So first of all you want to make sure your drone is registered. I never got checked like they never asked me you know where’s your registration for this drone. But you just want to make sure you’re doing the right thing and you’re being responsible by registering it with the FAA. You can easily do this by going onto their website. The next thing that you want to do is make sure you’ve brought everything. Honestly I did a triple check, I checked at home, I checked in the car, I checked at the airport, just to make sure that I brought everything. And if you forget just one thing like the propellers or the remote. That’s it. You’re done, you can’t fly. And honestly that was one of the reasons I went on this trip. I was able to get some great footage with both my camera and my drone. And you don’t want to fly all the way across country bring the drone with you and just end up forgetting one component.
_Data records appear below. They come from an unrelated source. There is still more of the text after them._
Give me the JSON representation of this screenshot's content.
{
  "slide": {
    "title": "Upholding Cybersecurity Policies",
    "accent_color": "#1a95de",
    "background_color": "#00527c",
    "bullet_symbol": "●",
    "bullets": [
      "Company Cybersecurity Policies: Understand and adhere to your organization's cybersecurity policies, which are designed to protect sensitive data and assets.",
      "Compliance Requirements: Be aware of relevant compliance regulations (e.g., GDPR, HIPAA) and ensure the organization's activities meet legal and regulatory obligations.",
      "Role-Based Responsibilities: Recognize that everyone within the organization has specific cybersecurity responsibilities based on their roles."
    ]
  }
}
Another thing you want to do is make sure your bag can fit as a carry on. So I was using the Polarpro Dronetrekker. This is a very big backpack that can fit a lot of different things like all of my cords, my external batteries. I did a whole video on this thing. I showed you guys what I put in my drone backpack. You can click in the top right corner up on a link to that video. But anyway you want to make sure that this fits as a carry on. If you are bringing your drone on as a carry on item. I got to the airport and I didn’t do some checking in the beginning and this thing just fit. I’ll put a picture up on the screen. I mean it literally was right along the edges just fit. And once I got on the airplane it also just fit underneath the seat. So I was definitely lucky in that regard, but you want to make sure that your drone or your backpack will fit as a carry on item.
For the final thing on my preparation is make sure that the batteries are drained. Again this isn’t something that they’re going to check but make sure you do all the necessary steps when bringing the batteries with you on the aircraft.
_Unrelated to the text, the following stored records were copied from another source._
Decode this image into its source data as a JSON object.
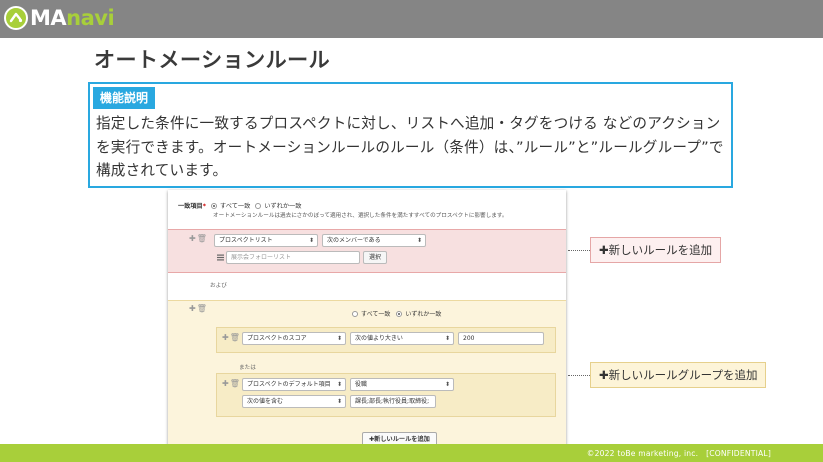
{
  "header": {
    "logo_text_prefix": "MA",
    "logo_text_suffix": "navi"
  },
  "page": {
    "title": "オートメーションルール"
  },
  "description": {
    "tag": "機能説明",
    "text": "指定した条件に一致するプロスペクトに対し、リストへ追加・タグをつける などのアクションを実行できます。オートメーションルールのルール（条件）は、”ルール”と”ルールグループ”で構成されています。"
  },
  "panel": {
    "match_label": "一致項目",
    "match_options": [
      "すべて一致",
      "いずれか一致"
    ],
    "match_selected": 0,
    "match_note": "オートメーションルールは過去にさかのぼって適用され、選択した条件を満たすすべてのプロスペクトに影響します。",
    "rule1": {
      "field": "プロスペクトリスト",
      "operator": "次のメンバーである",
      "list_placeholder": "展示会フォローリスト",
      "select_button": "選択"
    },
    "and_label": "および",
    "group": {
      "match_options": [
        "すべて一致",
        "いずれか一致"
      ],
      "match_selected": 1,
      "rule_a": {
        "field": "プロスペクトのスコア",
        "operator": "次の値より大きい",
        "value": "200"
      },
      "or_label": "または",
      "rule_b": {
        "field": "プロスペクトのデフォルト項目",
        "sub_field": "役職",
        "operator": "次の値を含む",
        "value": "課長;部長;執行役員;取締役;"
      },
      "add_rule_button": "✚新しいルールを追加"
    }
  },
  "callouts": {
    "add_rule": "✚新しいルールを追加",
    "add_group": "✚新しいルールグループを追加"
  },
  "footer": {
    "copyright": "©2022 toBe marketing, inc.　[CONFIDENTIAL]"
  },
  "colors": {
    "topbar": "#858585",
    "accent_green": "#a8cf3a",
    "accent_blue": "#29a8e0",
    "rule_pink": "#f7e0e0",
    "group_yellow": "#fcf4dc"
  }
}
The fourth area that I want to cover is what to do at the airport. And it’s fairly limited. Honestly it’s kind of self-explanatory. But first of all go through all the necessary steps, get your boarding pass, put your checked in luggage on the scale, send it off. But once you get to TSA you want to do two things.
First of all get that drone registration card out, the little piece of paper you have printed and also put the batteries in their own bin when sliding your backpack and everything through the TSA little conveyor belt, the X-ray scanner or whatever they call it. You just want to kind of be open that you bring a drone. You know it’s not like you’re bringing a gun with you, I don’t even want to say that when talking about planes, but just be open about it. Don’t be all sketchy about it and scared to talk to people about it. Honestly it’s cool. Everybody who’s asking you questions about it probably are interested in it and they’re not scared of it. So again just be open with them. Make sure you put the batteries in their separate compartments or their separate bins, and also carry that registration with you in your pocket.
So guys that’s about it. Just to recap the whole video first of all there are two separate ways to travel. You can either carry it with you onto the plane or you can check it in with your checked baggage. Also you want to do some preparation.
So first of all make sure that you register your drone, also make sure your carry-on will fit, make sure you’ve brought everything with you. and make sure you do all the necessary steps with the batteries such as drain them. Make sure you check the kilowatt hours, cover the terminals, etcetc. And then finally when you’re at the airport make sure you have your drone registration with you, and also make sure you put these batteries in their own separate bins. It honestly is really easy to travel with this thing on an airplane. I thought it is going to be way harder, I think it was just psyching myself out. But it was super easy getting it through TSA getting on the airplane, etcetc.